**AIM OF THE TASK:**
Please give the records below back in full, exactly as shown.

Page and application data records

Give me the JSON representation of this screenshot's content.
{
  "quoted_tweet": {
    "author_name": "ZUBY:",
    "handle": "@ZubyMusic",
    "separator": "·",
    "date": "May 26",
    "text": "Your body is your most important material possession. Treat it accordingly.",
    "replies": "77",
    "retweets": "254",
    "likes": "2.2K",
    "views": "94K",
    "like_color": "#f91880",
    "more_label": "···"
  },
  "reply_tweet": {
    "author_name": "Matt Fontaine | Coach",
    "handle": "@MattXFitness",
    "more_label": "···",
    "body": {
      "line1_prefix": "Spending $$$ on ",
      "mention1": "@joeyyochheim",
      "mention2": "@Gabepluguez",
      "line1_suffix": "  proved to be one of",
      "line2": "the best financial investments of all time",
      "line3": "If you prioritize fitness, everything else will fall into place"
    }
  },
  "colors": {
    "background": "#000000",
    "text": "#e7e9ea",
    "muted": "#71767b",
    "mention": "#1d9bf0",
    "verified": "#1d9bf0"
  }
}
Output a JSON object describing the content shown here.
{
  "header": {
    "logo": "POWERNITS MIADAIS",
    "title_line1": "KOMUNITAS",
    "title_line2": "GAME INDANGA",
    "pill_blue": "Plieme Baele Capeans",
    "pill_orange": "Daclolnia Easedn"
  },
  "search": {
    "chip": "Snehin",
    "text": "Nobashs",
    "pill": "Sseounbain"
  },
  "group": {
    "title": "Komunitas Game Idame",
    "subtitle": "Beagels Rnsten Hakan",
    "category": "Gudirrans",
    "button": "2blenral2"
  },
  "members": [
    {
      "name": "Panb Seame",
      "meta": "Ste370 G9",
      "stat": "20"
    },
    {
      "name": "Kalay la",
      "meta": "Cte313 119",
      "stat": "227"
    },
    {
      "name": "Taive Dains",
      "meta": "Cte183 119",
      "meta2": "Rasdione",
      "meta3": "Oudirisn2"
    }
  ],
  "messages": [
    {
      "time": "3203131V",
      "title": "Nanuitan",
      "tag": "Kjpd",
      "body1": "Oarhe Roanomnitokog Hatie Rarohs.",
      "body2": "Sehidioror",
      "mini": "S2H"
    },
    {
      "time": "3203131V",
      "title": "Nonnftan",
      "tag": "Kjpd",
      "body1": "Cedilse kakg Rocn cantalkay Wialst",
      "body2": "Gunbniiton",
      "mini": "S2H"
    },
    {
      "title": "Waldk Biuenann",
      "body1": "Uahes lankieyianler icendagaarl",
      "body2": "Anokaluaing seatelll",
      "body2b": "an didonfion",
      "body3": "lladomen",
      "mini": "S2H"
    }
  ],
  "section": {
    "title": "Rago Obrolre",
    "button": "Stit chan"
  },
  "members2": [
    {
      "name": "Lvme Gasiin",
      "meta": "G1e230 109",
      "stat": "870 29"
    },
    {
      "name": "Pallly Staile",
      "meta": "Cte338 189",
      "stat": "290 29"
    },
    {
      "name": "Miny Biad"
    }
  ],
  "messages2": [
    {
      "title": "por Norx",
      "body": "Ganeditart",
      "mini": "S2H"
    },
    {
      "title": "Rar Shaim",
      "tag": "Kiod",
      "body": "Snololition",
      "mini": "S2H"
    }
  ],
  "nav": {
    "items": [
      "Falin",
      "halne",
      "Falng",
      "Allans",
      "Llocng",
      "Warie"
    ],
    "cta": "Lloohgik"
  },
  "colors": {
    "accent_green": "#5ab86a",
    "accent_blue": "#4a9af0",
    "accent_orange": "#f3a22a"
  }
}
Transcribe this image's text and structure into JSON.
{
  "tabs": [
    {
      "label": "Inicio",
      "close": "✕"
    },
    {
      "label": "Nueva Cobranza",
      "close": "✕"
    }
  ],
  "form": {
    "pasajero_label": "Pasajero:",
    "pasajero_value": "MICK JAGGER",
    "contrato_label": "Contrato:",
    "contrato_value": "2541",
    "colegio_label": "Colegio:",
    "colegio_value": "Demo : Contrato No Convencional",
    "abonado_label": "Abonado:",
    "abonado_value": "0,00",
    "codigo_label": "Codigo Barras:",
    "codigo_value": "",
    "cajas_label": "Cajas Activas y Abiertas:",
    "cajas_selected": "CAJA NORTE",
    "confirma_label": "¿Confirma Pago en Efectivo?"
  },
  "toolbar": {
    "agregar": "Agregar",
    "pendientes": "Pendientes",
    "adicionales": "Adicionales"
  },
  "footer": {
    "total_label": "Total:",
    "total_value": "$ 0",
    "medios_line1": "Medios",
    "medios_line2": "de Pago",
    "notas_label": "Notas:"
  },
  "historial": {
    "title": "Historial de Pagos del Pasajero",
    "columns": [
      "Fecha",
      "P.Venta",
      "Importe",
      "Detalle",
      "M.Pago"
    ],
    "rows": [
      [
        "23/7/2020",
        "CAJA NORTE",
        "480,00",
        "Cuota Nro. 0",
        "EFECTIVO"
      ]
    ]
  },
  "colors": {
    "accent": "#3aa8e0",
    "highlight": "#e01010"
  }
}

**RESPONSE FOR THIS EXERCISE:**
Give me the JSON representation of this screenshot's content.
{
  "quoted_tweet": {
    "author_name": "ZUBY:",
    "handle": "@ZubyMusic",
    "separator": "·",
    "date": "May 26",
    "text": "Your body is your most important material possession. Treat it accordingly.",
    "replies": "77",
    "retweets": "254",
    "likes": "2.2K",
    "views": "94K",
    "like_color": "#f91880",
    "more_label": "···"
  },
  "reply_tweet": {
    "author_name": "Matt Fontaine | Coach",
    "handle": "@MattXFitness",
    "more_label": "···",
    "body": {
      "line1_prefix": "Spending $$$ on ",
      "mention1": "@joeyyochheim",
      "mention2": "@Gabepluguez",
      "line1_suffix": "  proved to be one of",
      "line2": "the best financial investments of all time",
      "line3": "If you prioritize fitness, everything else will fall into place"
    }
  },
  "colors": {
    "background": "#000000",
    "text": "#e7e9ea",
    "muted": "#71767b",
    "mention": "#1d9bf0",
    "verified": "#1d9bf0"
  }
}
Output a JSON object describing the content shown here.
{
  "header": {
    "logo": "POWERNITS MIADAIS",
    "title_line1": "KOMUNITAS",
    "title_line2": "GAME INDANGA",
    "pill_blue": "Plieme Baele Capeans",
    "pill_orange": "Daclolnia Easedn"
  },
  "search": {
    "chip": "Snehin",
    "text": "Nobashs",
    "pill": "Sseounbain"
  },
  "group": {
    "title": "Komunitas Game Idame",
    "subtitle": "Beagels Rnsten Hakan",
    "category": "Gudirrans",
    "button": "2blenral2"
  },
  "members": [
    {
      "name": "Panb Seame",
      "meta": "Ste370 G9",
      "stat": "20"
    },
    {
      "name": "Kalay la",
      "meta": "Cte313 119",
      "stat": "227"
    },
    {
      "name": "Taive Dains",
      "meta": "Cte183 119",
      "meta2": "Rasdione",
      "meta3": "Oudirisn2"
    }
  ],
  "messages": [
    {
      "time": "3203131V",
      "title": "Nanuitan",
      "tag": "Kjpd",
      "body1": "Oarhe Roanomnitokog Hatie Rarohs.",
      "body2": "Sehidioror",
      "mini": "S2H"
    },
    {
      "time": "3203131V",
      "title": "Nonnftan",
      "tag": "Kjpd",
      "body1": "Cedilse kakg Rocn cantalkay Wialst",
      "body2": "Gunbniiton",
      "mini": "S2H"
    },
    {
      "title": "Waldk Biuenann",
      "body1": "Uahes lankieyianler icendagaarl",
      "body2": "Anokaluaing seatelll",
      "body2b": "an didonfion",
      "body3": "lladomen",
      "mini": "S2H"
    }
  ],
  "section": {
    "title": "Rago Obrolre",
    "button": "Stit chan"
  },
  "members2": [
    {
      "name": "Lvme Gasiin",
      "meta": "G1e230 109",
      "stat": "870 29"
    },
    {
      "name": "Pallly Staile",
      "meta": "Cte338 189",
      "stat": "290 29"
    },
    {
      "name": "Miny Biad"
    }
  ],
  "messages2": [
    {
      "title": "por Norx",
      "body": "Ganeditart",
      "mini": "S2H"
    },
    {
      "title": "Rar Shaim",
      "tag": "Kiod",
      "body": "Snololition",
      "mini": "S2H"
    }
  ],
  "nav": {
    "items": [
      "Falin",
      "halne",
      "Falng",
      "Allans",
      "Llocng",
      "Warie"
    ],
    "cta": "Lloohgik"
  },
  "colors": {
    "accent_green": "#5ab86a",
    "accent_blue": "#4a9af0",
    "accent_orange": "#f3a22a"
  }
}
Transcribe this image's text and structure into JSON.
{
  "tabs": [
    {
      "label": "Inicio",
      "close": "✕"
    },
    {
      "label": "Nueva Cobranza",
      "close": "✕"
    }
  ],
  "form": {
    "pasajero_label": "Pasajero:",
    "pasajero_value": "MICK JAGGER",
    "contrato_label": "Contrato:",
    "contrato_value": "2541",
    "colegio_label": "Colegio:",
    "colegio_value": "Demo : Contrato No Convencional",
    "abonado_label": "Abonado:",
    "abonado_value": "0,00",
    "codigo_label": "Codigo Barras:",
    "codigo_value": "",
    "cajas_label": "Cajas Activas y Abiertas:",
    "cajas_selected": "CAJA NORTE",
    "confirma_label": "¿Confirma Pago en Efectivo?"
  },
  "toolbar": {
    "agregar": "Agregar",
    "pendientes": "Pendientes",
    "adicionales": "Adicionales"
  },
  "footer": {
    "total_label": "Total:",
    "total_value": "$ 0",
    "medios_line1": "Medios",
    "medios_line2": "de Pago",
    "notas_label": "Notas:"
  },
  "historial": {
    "title": "Historial de Pagos del Pasajero",
    "columns": [
      "Fecha",
      "P.Venta",
      "Importe",
      "Detalle",
      "M.Pago"
    ],
    "rows": [
      [
        "23/7/2020",
        "CAJA NORTE",
        "480,00",
        "Cuota Nro. 0",
        "EFECTIVO"
      ]
    ]
  },
  "colors": {
    "accent": "#3aa8e0",
    "highlight": "#e01010"
  }
}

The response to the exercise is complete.